(Task brief): Would you please repeat all of the data exactly, omitting the pictures?

(Items from an interface collection):

*****

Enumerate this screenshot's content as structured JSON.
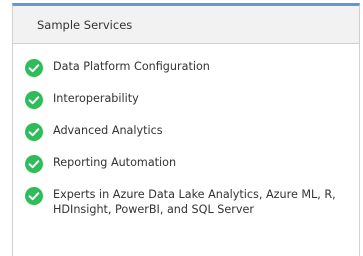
{
  "panel": {
    "title": "Sample Services",
    "accent_color": "#5b9bd5",
    "check_color": "#2ebd59",
    "check_icon": "check-circle-icon",
    "items": [
      {
        "label": "Data Platform Configuration"
      },
      {
        "label": "Interoperability"
      },
      {
        "label": "Advanced Analytics"
      },
      {
        "label": "Reporting Automation"
      },
      {
        "label": "Experts in Azure Data Lake Analytics, Azure ML, R, HDInsight, PowerBI, and SQL Server"
      }
    ]
  }
}
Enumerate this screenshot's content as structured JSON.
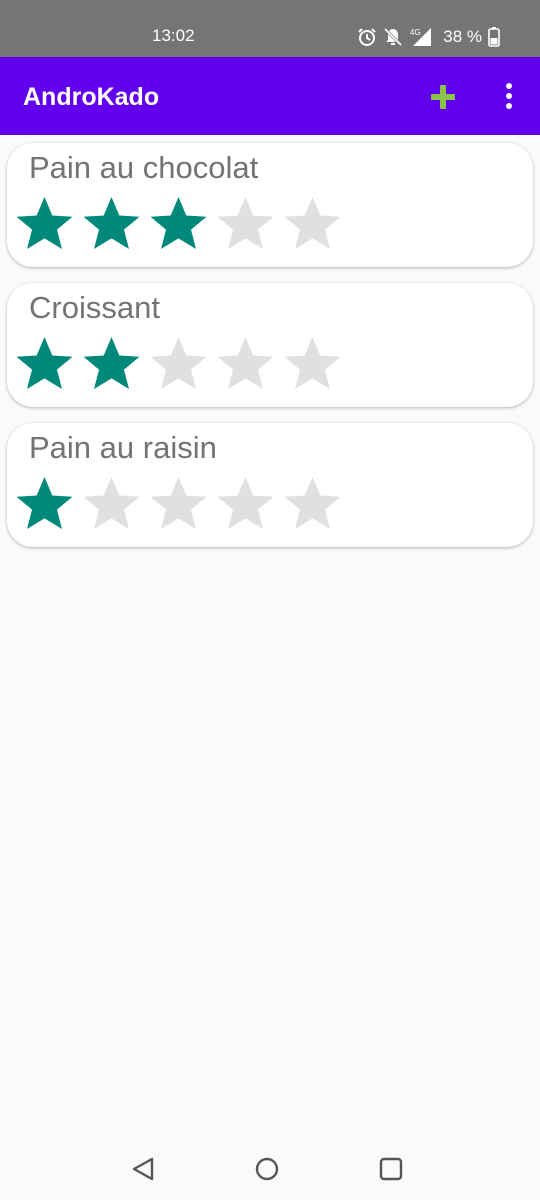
{
  "status_bar": {
    "time": "13:02",
    "battery_text": "38 %",
    "network": "4G",
    "icons": [
      "alarm-icon",
      "notifications-off-icon",
      "signal-4g-icon",
      "battery-icon"
    ]
  },
  "app_bar": {
    "title": "AndroKado",
    "actions": [
      "add-icon",
      "more-vert-icon"
    ],
    "add_icon_color": "#8bc34a"
  },
  "colors": {
    "primary": "#6200ee",
    "star_filled": "#00897b",
    "star_empty": "#e0e0e0"
  },
  "rating_max": 5,
  "items": [
    {
      "name": "Pain au chocolat",
      "rating": 3
    },
    {
      "name": "Croissant",
      "rating": 2
    },
    {
      "name": "Pain au raisin",
      "rating": 1
    }
  ],
  "nav_bar": {
    "buttons": [
      "back-icon",
      "home-icon",
      "recents-icon"
    ]
  }
}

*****

(Response):
Enumerate this screenshot's content as structured JSON.
{
  "panel": {
    "title": "Sample Services",
    "accent_color": "#5b9bd5",
    "check_color": "#2ebd59",
    "check_icon": "check-circle-icon",
    "items": [
      {
        "label": "Data Platform Configuration"
      },
      {
        "label": "Interoperability"
      },
      {
        "label": "Advanced Analytics"
      },
      {
        "label": "Reporting Automation"
      },
      {
        "label": "Experts in Azure Data Lake Analytics, Azure ML, R, HDInsight, PowerBI, and SQL Server"
      }
    ]
  }
}
Enumerate this screenshot's content as structured JSON.
{
  "status_bar": {
    "time": "13:02",
    "battery_text": "38 %",
    "network": "4G",
    "icons": [
      "alarm-icon",
      "notifications-off-icon",
      "signal-4g-icon",
      "battery-icon"
    ]
  },
  "app_bar": {
    "title": "AndroKado",
    "actions": [
      "add-icon",
      "more-vert-icon"
    ],
    "add_icon_color": "#8bc34a"
  },
  "colors": {
    "primary": "#6200ee",
    "star_filled": "#00897b",
    "star_empty": "#e0e0e0"
  },
  "rating_max": 5,
  "items": [
    {
      "name": "Pain au chocolat",
      "rating": 3
    },
    {
      "name": "Croissant",
      "rating": 2
    },
    {
      "name": "Pain au raisin",
      "rating": 1
    }
  ],
  "nav_bar": {
    "buttons": [
      "back-icon",
      "home-icon",
      "recents-icon"
    ]
  }
}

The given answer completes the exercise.